It’s a word to inspire tears of joy in amateur bakers when uttered by Paul Hollywood, but out in the real world (the one without massive tents, beautiful shiny kitchenware and jokes about Mary Berry’s booze habit), we’re just not having it.
The word is “moist” and it appears to be the most hated word in the English language, according to early results from a worldwide survey.
Oxford Dictionaries has launched research into language preferences across the globe via an interactive online map, beginning by finding out which English words are the least popular.
With more than 10,000 submissions at time of writing, the #OneWordMap reveals the UK is not fond of the words “moist” and “no”. “Like” comes in third, no doubt more disliked for the way people use it as verbal punctuation than for its actual meaning, while unsurprisingly, “Brexit” makes an appearance too.
“Nice” is also in the top five, presumably thanks to it being so inoffensive and nondescript that it’s tipped over into offensively boring.
“Moist”, “no” and “hate” seem to be universally unpopular, with “moist” also currently topping the list in Canada, Australia and the US. In India, “love” is emerging as the most disliked English word, while a few countries other than the UK don’t seem to like “hello”. In the Netherlands, the surprisingly contradictory “war” and “love” vie for attention.
The map allows people to submit their own despised words to contribute toward research that will later be split by country, age and gender to reveal more about our dislike of certain words.
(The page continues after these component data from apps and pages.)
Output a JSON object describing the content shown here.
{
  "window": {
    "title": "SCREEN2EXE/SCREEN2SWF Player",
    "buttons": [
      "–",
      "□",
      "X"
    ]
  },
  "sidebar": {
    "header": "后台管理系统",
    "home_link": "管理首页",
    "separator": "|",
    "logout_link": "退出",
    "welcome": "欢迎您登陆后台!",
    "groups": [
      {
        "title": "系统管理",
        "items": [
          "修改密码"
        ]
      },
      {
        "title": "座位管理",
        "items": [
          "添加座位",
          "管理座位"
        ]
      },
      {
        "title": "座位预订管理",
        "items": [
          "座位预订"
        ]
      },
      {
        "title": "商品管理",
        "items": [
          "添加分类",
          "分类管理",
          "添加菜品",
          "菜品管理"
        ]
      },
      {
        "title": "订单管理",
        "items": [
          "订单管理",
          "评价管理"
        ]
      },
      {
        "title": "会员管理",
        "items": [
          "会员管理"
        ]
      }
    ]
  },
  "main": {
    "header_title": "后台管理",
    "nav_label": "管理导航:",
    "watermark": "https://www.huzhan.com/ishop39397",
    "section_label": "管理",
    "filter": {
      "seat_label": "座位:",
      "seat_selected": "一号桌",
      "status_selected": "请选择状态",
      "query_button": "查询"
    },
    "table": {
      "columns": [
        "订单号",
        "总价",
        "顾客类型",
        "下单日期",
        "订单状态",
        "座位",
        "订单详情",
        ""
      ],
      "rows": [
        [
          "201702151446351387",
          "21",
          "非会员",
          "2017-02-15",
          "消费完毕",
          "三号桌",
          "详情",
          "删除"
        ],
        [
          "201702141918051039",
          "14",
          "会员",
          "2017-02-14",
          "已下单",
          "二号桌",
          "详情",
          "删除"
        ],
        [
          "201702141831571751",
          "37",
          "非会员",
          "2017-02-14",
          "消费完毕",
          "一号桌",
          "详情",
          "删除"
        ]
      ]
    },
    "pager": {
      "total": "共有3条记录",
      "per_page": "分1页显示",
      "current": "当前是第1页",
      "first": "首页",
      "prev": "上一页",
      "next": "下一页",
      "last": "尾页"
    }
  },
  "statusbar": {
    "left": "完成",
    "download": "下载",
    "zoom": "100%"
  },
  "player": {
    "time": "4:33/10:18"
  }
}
Many are sharing their choices on Twitter, while a quick office poll reveals “gusset”, “panties”, “crevice”, “flaccid” and “titillate” as stylist.co.uk pet hates, alongside “squelch”, “phlegm”, “smear”, “mucus” and “discharge”. Lovely.
So if you’ve got some linguistic bugbears, the kind that make you feel nauseous just to think about them, head to blog.oxforddictionaries.com (and really, don’t worry about writing them in the comments here. Really).
Images: iStock / oxforddictionaries.com